What to produce: Go through the records below and report each line with "dress" in it.

Stored entries:
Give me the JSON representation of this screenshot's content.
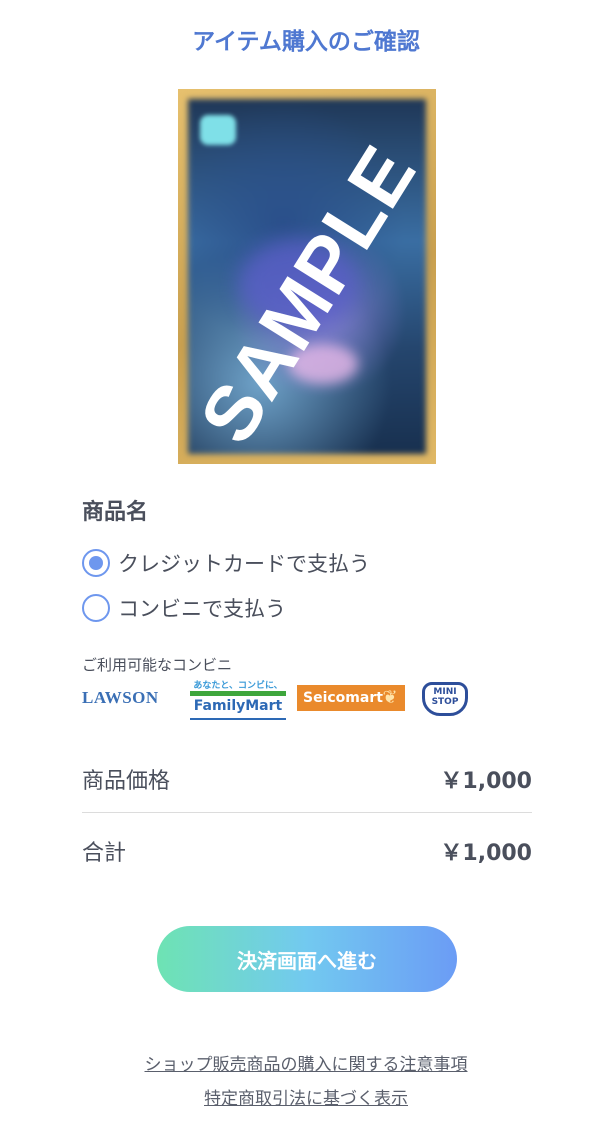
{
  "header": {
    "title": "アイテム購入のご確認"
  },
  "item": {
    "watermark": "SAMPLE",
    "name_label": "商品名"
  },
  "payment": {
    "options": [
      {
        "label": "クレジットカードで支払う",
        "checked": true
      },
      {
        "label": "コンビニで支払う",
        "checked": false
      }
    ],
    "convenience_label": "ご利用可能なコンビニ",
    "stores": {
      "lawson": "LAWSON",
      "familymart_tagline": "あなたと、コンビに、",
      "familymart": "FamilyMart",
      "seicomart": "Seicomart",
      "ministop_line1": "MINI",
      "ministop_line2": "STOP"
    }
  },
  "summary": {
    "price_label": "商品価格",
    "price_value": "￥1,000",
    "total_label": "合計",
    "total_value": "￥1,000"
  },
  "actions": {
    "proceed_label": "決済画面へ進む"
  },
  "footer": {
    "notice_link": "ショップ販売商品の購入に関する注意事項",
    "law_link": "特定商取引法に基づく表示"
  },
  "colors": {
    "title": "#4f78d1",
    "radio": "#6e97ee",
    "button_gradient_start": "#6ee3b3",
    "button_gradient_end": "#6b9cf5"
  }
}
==
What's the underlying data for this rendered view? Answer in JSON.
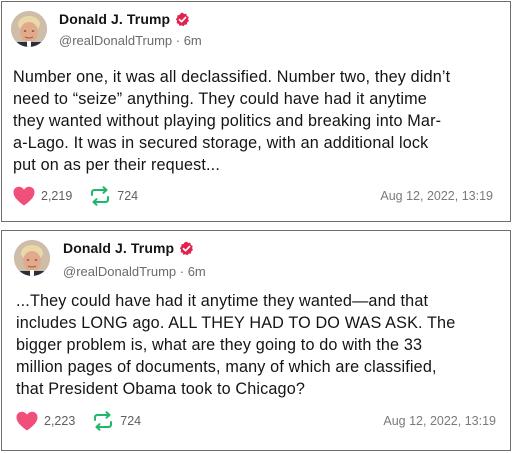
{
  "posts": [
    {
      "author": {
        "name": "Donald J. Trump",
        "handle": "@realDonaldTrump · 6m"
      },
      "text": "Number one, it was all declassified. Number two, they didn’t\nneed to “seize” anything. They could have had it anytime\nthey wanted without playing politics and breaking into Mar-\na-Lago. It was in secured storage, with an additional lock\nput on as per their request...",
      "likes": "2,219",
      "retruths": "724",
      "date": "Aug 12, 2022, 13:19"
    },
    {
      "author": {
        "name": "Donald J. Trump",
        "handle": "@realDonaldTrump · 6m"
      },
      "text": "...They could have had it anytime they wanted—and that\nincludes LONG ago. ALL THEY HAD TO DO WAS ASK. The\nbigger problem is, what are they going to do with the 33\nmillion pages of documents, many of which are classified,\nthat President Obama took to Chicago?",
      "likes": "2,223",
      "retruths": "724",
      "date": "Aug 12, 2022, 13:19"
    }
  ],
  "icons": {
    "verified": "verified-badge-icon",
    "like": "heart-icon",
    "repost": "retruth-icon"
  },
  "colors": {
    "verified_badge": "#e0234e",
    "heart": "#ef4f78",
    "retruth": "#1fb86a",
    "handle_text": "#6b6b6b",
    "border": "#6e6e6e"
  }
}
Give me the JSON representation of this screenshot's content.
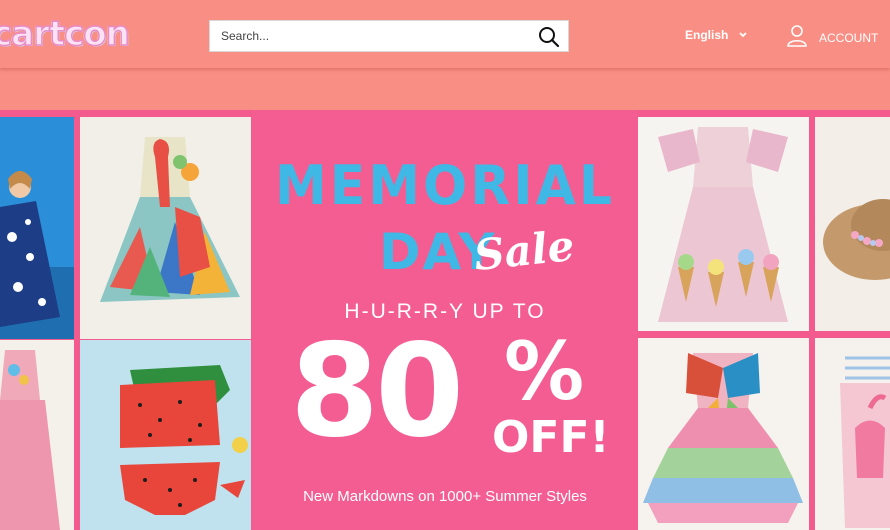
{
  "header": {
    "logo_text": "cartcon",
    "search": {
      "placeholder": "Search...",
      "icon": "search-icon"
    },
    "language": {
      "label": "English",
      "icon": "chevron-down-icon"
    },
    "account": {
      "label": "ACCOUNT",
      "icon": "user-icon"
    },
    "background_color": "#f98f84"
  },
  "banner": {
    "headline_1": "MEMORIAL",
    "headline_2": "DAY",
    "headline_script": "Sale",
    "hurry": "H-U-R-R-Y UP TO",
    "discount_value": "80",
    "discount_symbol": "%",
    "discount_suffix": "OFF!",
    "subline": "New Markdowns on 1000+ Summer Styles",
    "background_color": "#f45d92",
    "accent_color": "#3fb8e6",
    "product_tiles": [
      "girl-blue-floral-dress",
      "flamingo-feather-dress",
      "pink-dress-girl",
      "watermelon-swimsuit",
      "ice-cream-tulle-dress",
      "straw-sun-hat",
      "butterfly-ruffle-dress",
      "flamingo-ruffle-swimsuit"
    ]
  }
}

Response area:
      "girl-blue-floral-dress",
      "flamingo-feather-dress",
      "pink-dress-girl",
      "ice-cream-tulle-dress",
      "butterfly-ruffle-dress",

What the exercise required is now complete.